Plum-Pox-Resistant Trees Move Forward
By Kim Kaplan
July 25, 2007
Plum trees with resistance to plum pox (PPV), a virus that can
devastate stone fruit, have moved a step closer to reality, according to the
Agricultural Research Service (ARS),
which is leading the project.
The U.S. Department of
Agriculture's Animal and Plant Health Inspection Service (APHIS), which has regulatory authority
over genetically engineered organisms, recently "deregulated" HoneySweet, as
the PPV-resistant plum tree is named. This means APHIS had determined that the
tree is not a plant pest and that it will have no significant impact on other
Deregulated products have a history of safe use in U.S. agriculture.
APHIS has overseen the deregulation of more than 70 genetically engineered
plants, including corn, cotton, rapeseed (canola), soybean, flax, sugar beet
and squash. In September 1996, papaya became the first genetically engineered
tree to be deregulated.
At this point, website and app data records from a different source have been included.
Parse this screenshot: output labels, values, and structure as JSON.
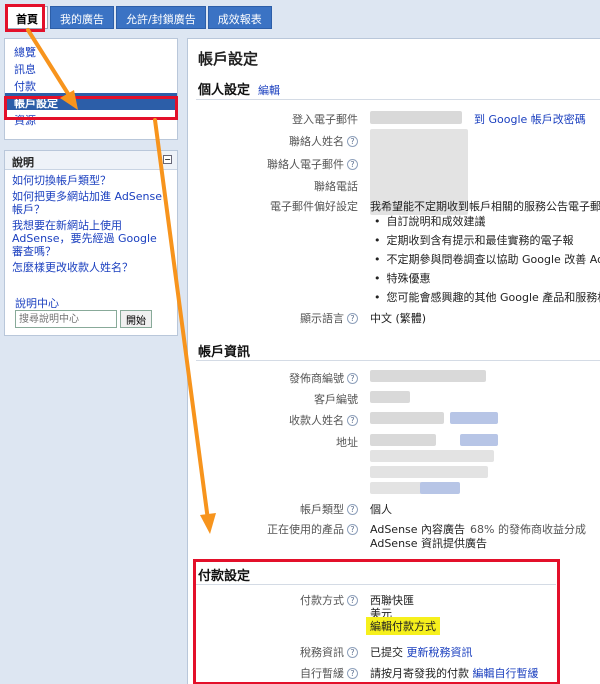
{
  "tabs": [
    {
      "label": "首頁",
      "active": true
    },
    {
      "label": "我的廣告",
      "active": false
    },
    {
      "label": "允許/封鎖廣告",
      "active": false
    },
    {
      "label": "成效報表",
      "active": false
    }
  ],
  "sidebar": {
    "items": [
      {
        "label": "總覽"
      },
      {
        "label": "訊息"
      },
      {
        "label": "付款"
      },
      {
        "label": "帳戶設定",
        "selected": true
      },
      {
        "label": "資源"
      }
    ]
  },
  "help": {
    "title": "說明",
    "collapse_symbol": "−",
    "links": [
      "如何切換帳戶類型？",
      "如何把更多網站加進 AdSense 帳戶？",
      "我想要在新網站上使用 AdSense，要先經過 Google 審查嗎？",
      "怎麼樣更改收款人姓名？"
    ],
    "center_label": "說明中心",
    "search_placeholder": "搜尋說明中心",
    "search_button": "開始"
  },
  "main": {
    "title": "帳戶設定",
    "personal": {
      "heading": "個人設定",
      "edit": "編輯",
      "login_email_label": "登入電子郵件",
      "change_pwd_link": "到 Google 帳戶改密碼",
      "contact_name_label": "聯絡人姓名",
      "contact_email_label": "聯絡人電子郵件",
      "contact_phone_label": "聯絡電話",
      "email_pref_label": "電子郵件偏好設定",
      "email_pref_intro": "我希望能不定期收到帳戶相關的服務公告電子郵件",
      "email_pref_items": [
        "自訂說明和成效建議",
        "定期收到含有提示和最佳實務的電子報",
        "不定期參與問卷調查以協助 Google 改善 AdSe",
        "特殊優惠",
        "您可能會感興趣的其他 Google 產品和服務相關"
      ],
      "display_lang_label": "顯示語言",
      "display_lang_value": "中文 (繁體)"
    },
    "account": {
      "heading": "帳戶資訊",
      "publisher_id_label": "發佈商編號",
      "customer_id_label": "客戶編號",
      "payee_name_label": "收款人姓名",
      "address_label": "地址",
      "account_type_label": "帳戶類型",
      "account_type_value": "個人",
      "products_label": "正在使用的產品",
      "product_1": "AdSense 內容廣告",
      "product_1_share": "68% 的發佈商收益分成",
      "product_2": "AdSense 資訊提供廣告"
    },
    "payment": {
      "heading": "付款設定",
      "method_label": "付款方式",
      "method_value": "西聯快匯",
      "currency": "美元",
      "edit_method": "編輯付款方式",
      "tax_label": "稅務資訊",
      "tax_value": "已提交",
      "tax_update": "更新稅務資訊",
      "hold_label": "自行暫緩",
      "hold_value": "請按月寄發我的付款",
      "hold_edit": "編輯自行暫緩"
    }
  },
  "colors": {
    "highlight": "#e3102a",
    "arrow": "#f7941d",
    "tab_blue": "#3b73c4"
  }
}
ARS is now taking the next step in HoneySweet's development, which is
for cooperators such as universities to plant small quantities of the trees to
study how they grow under a variety of conditions, a process commonly
undertaken for new varieties.
A standard genetic engineering technique was used to introduce a gene
for the PPV coat protein into cells extracted from plum seeds. Cells that
incorporated the new gene into the plum DNA were then regenerated and grown
into complete plum trees. These trees have the new gene in their DNA and are
resistant to PPV through a process called gene silencing.
While HoneySweet itself produces high-quality fruit of commercial
standard, it may also be used as breeding stock to introduce PPV resistance
into other plum breeding lines for future variety development. Fruit from
HoneySweet or its progeny will not be eaten or sold without further regulatory
approval by the U.S. Food and Drug
Administration and the U.S. Environmental
PPV was first identified in the United States in Pennsylvania in 1999
and has since been found in New York and Michigan. To ensure that PPV was
eradicated during the 1999 outbreak, over 1,600 acres of commercial orchards
and homeowner trees had to be destroyed at a cost of more than $40 million.
But since developing a PPV-resistant plum tree is not a simple or
quick process, ARS has not waited until plum pox has a major presence in the
United States to do the research. Rather, ARS has taken the proactive step of
developing a PPV-resistant tree and doing the testing required to allow
genetically engineered trees to become available before plum pox precipitates a
crisis in this country.
More information about the HoneySweet plum tree can
be found at http://www.ars.usda.gov/is/br/plumpox/
ARS is USDA's chief scientific research agency.